Today’s edition of quick hits.
* A member of Congress and members of her staff died in an accident earlier today: “Rep. Jackie Walorski, R-Ind., and two of her staffers were killed in a car crash on Wednesday, authorities said. Walorski was 58. House Minority Leader Kevin McCarthy first confirmed Walorski’s death in a tweet earlier Wednesday.”
* Pelosi’s visit was brief, but it was noticed around the world: “House Speaker Nancy Pelosi departed Taiwan on Wednesday after a whirlwind visit that drew fury from Beijing and raised fears of a potential military crisis between the United States and China.”
* Yemen’s truce: “The United Nations said Yemen’s warring parties agreed Tuesday to renew an existing truce for two more months after concerted international efforts.
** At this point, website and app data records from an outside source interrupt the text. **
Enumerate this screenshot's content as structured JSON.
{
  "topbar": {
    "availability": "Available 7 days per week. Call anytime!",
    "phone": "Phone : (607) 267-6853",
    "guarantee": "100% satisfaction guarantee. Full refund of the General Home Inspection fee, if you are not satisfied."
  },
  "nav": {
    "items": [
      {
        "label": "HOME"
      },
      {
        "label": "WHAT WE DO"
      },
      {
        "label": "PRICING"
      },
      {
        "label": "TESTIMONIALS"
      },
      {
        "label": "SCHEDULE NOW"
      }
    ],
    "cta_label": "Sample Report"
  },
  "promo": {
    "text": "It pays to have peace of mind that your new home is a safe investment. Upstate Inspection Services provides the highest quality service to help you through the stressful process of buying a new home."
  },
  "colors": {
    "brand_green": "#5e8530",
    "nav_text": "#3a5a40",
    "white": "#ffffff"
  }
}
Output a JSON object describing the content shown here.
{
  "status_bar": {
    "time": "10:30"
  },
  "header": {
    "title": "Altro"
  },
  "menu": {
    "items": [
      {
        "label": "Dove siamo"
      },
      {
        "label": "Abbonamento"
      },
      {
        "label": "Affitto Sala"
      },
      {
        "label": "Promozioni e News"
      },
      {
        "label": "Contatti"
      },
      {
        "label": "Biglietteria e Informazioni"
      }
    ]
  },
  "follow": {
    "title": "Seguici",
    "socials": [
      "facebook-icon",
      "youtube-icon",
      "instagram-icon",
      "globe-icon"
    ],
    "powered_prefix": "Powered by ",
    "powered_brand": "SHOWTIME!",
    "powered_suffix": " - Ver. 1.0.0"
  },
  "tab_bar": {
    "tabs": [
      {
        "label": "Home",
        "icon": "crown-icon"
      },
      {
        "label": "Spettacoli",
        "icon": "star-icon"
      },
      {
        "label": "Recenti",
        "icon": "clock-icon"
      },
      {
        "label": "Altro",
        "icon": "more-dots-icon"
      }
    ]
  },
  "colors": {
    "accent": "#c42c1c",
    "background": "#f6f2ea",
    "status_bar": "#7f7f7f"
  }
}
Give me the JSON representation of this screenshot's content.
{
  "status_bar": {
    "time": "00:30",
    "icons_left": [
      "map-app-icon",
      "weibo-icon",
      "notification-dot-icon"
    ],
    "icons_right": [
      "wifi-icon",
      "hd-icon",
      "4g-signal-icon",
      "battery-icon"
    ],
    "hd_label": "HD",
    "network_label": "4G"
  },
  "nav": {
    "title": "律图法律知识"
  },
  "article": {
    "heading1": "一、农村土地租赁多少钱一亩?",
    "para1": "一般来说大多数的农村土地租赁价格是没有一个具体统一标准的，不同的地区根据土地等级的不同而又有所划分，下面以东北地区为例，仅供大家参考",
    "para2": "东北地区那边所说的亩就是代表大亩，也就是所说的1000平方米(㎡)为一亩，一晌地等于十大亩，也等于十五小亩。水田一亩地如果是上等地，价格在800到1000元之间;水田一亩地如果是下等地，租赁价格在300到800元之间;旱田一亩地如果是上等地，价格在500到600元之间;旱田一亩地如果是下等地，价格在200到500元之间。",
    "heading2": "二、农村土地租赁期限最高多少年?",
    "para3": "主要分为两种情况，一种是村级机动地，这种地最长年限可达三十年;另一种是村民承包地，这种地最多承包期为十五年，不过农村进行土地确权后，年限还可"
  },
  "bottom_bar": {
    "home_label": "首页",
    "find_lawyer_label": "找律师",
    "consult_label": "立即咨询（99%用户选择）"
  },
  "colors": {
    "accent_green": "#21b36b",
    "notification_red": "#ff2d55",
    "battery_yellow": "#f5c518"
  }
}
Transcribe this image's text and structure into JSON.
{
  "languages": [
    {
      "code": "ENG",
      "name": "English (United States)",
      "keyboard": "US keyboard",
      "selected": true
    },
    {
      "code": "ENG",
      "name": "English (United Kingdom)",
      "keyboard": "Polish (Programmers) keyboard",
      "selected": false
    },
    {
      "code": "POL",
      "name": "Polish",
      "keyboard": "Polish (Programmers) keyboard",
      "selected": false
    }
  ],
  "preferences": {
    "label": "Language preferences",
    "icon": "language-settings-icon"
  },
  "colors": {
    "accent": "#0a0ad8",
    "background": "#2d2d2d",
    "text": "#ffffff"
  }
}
The already 4-month-old cease-fire has been the longest nationwide ease in fighting since the war began in the Arab world’s poorest country nearly eight years ago.”
* The kind of subpoena that should make Team Trump nervous: “Pat Cipollone, who was former President Donald Trump’s White House counsel, has been subpoenaed by a federal grand jury in its investigation into the Jan. 6, 2021, insurrection, a source familiar with the matter said Wednesday.”
* It appears to have been quite a day in Alex Jones’ trial: “Lawyers for Alex Jones appeared to have accidentally sent over the entire contents of the Infowars founder’s phone to the lawyers for the plaintiffs in his defamation trial, according to court proceedings Wednesday.”
* Really? “Pregnant Georgians can now list their fetus as a dependent on their tax returns. The Georgia Department of Revenue released new guidance this week establishing that the agency ‘will recognize any unborn child with a detectable human heartbeat ... as eligible for the Georgia individual income tax dependent exemption.’”
* This seems inevitable: “An increasing number of U.S. women who are unable to access abortion services in their states are looking to Mexico after the fall of Roe v. Wade, according to Mexican abortion rights activists.”
* In the Salem witch trials in 1693, Elizabeth Johnson Jr. wasn’t just convicted, she was also the only remaining person whose name had not been cleared. More than three centuries later, she’s been exonerated — thanks in large part to a civics teacher and her eighth-grade class.
See you tomorrow.